Socialist Insecurity: Pensions and the Politics of Uneven Development in China
Liou, Chih-shian, Journal of East Asian Studies
Socialist Insecurity: Pensions and the Politics of Uneven Development in China. By Mark W. Frazier. Ithaca: Cornell University Press, 2010. 224 pp. $35.00 (cloth).
After a surge of studies on laid-off Chinese workers, relatively less academic attention has been paid to the Chinese state's endeavor to redress its broken promise that dislocated the lives of the socialist working class. Mark Frazier's Socialist Insecurity is the first book-length study to analyze the politics of China's old-age pension policy after the collapse of the lifetime employment system. It offers a valuable insight into the logic behind the evolution of China's welfare regime.
Frazier begins with the recognition that the development of China's welfare regime was influenced by two opposite forces--retrenchment and expansion that dismantled the old socialist welfare system and built a new welfare state. Such transformation was hardly explained by the existing welfare state literature, which emphasizes social structural changes, the dynamics of national politics, and transnational influence. In addition, the creation of the new welfare regime soon became the most costly expenditure for the Chinese state. It is thus puzzling to find that urban governments have actively involved themselves in assuming the burden of old-age pension provisions. Facilitated by analytical leverage of historical institutionalism, Frazier answers this puzzle by elaborating on the interactions among the political preferences of actors involved in the transformation of China's welfare regime--mainly urban officials and managers of state-owned enterprises (SOEs).

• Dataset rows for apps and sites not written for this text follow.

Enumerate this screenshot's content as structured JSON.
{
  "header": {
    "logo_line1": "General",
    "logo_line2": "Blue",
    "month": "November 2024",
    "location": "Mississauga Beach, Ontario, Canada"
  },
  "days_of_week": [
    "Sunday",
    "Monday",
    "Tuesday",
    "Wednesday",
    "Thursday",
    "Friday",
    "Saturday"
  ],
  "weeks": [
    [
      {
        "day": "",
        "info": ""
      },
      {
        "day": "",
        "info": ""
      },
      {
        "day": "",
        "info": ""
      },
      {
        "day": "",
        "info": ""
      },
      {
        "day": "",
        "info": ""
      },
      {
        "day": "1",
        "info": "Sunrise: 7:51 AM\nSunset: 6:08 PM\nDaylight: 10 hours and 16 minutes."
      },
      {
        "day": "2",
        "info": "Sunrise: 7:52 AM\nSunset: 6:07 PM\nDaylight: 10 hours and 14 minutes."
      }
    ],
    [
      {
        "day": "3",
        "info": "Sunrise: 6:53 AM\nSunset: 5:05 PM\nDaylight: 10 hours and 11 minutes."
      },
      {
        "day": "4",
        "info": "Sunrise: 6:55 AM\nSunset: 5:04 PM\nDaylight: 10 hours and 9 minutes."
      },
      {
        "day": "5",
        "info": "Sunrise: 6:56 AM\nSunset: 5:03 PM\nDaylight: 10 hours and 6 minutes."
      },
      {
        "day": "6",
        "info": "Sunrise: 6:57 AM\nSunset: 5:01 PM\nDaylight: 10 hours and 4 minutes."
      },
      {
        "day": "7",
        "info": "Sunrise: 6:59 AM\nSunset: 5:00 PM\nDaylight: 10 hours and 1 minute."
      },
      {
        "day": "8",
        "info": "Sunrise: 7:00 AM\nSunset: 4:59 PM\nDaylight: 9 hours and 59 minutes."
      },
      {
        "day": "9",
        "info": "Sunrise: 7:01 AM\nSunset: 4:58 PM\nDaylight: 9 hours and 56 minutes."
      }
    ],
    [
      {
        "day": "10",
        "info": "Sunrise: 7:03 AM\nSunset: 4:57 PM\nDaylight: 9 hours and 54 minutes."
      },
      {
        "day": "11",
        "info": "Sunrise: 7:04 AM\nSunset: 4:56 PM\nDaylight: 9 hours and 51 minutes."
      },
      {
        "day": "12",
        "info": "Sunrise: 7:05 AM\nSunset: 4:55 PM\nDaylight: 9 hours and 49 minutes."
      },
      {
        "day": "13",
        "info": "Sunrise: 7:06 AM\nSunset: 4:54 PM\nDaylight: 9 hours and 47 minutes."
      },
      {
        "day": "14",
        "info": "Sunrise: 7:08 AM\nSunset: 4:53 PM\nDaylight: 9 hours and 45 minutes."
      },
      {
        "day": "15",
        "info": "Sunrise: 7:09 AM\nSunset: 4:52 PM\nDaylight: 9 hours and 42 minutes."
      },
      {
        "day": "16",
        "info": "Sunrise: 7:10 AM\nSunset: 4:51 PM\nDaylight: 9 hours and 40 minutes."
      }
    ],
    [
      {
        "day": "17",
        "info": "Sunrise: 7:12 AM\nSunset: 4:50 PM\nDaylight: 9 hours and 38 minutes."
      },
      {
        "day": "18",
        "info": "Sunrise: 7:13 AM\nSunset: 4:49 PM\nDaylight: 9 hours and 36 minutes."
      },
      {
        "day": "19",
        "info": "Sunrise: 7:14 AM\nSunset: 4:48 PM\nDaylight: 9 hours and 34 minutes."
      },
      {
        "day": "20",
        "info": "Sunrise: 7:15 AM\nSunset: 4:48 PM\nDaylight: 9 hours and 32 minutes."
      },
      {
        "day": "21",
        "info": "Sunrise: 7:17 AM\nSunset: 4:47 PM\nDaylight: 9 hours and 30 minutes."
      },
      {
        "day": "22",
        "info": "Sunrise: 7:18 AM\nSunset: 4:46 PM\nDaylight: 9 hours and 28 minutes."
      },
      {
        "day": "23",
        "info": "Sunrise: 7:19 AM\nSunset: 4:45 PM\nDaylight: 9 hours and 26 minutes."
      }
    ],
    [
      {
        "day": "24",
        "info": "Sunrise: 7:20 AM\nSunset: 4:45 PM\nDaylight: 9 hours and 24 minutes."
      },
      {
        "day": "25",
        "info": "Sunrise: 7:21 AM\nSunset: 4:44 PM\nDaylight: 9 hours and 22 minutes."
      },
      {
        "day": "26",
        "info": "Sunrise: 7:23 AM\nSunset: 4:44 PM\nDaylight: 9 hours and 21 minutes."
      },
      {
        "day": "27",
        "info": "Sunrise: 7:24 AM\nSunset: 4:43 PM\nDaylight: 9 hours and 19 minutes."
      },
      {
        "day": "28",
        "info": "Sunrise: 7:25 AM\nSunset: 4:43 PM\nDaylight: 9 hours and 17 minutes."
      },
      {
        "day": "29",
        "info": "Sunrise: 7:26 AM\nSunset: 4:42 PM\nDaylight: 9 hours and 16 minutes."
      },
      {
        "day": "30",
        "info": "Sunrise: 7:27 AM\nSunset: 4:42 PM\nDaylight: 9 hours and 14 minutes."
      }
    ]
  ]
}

Frazier argues that two preexisting institutions are important in explaining urban officials' preferences and behaviors: the property rights regime that governs the assets of SOEs and the revenue rights of urban governments to collect pension funds submitted by nonstate firms.
Acting as the owners of local SOEs, urban governments were motivated to collude with SOE managers to embark on underpriced privatization of loss-making SOEs, which enriched both parties. The laid-off workers associated with the privatization program were given pension benefits, while the burden of welfare provisions was shifted from SOEs to urban governments. In the meantime, with the central government and the urban workers who stayed employed beating the real cost of the pension, urban governments continually frustrated the central state's effort to standardize the pension system nationwide by resisting transferring local pension funds to higher jurisdictions beyond cities. For urban governments, this strategy had an immediate advantage. Maintaining control over local pension funds meant that urban governments retained the right to collect social insurance fees not only from state firms but also from nonstate firms. The practice would concentrate a large amount of capital at urban governments' disposal, which in turn enhanced urban official administrative capabilities to favor a specific constituency.
Frazier also finds that because China's welfare scheme was localized and thus fragmented, it is more difficult for the central government to engage in wealth redistribution across the nation. As a result, a dramatic increase in pension expenditure did not lead to a decrease in regional inequalities. Instead, the new welfare regime, as Frazier notes, has worsened already serious economic inequalities among regions. Frazier concludes his book with a comparison of welfare regimes between China and two other "large uneven developers," Brazil and South Africa. Unlike other scholars of welfare studies who compare China to either post-communist countries or East Asian developmental states, Frazier notes that China shares common features with other "large uneven developers" in that their fast-growing economies face "built-in income inequality" due to the nations' large populations and geographically uneven distribution of natural resources. …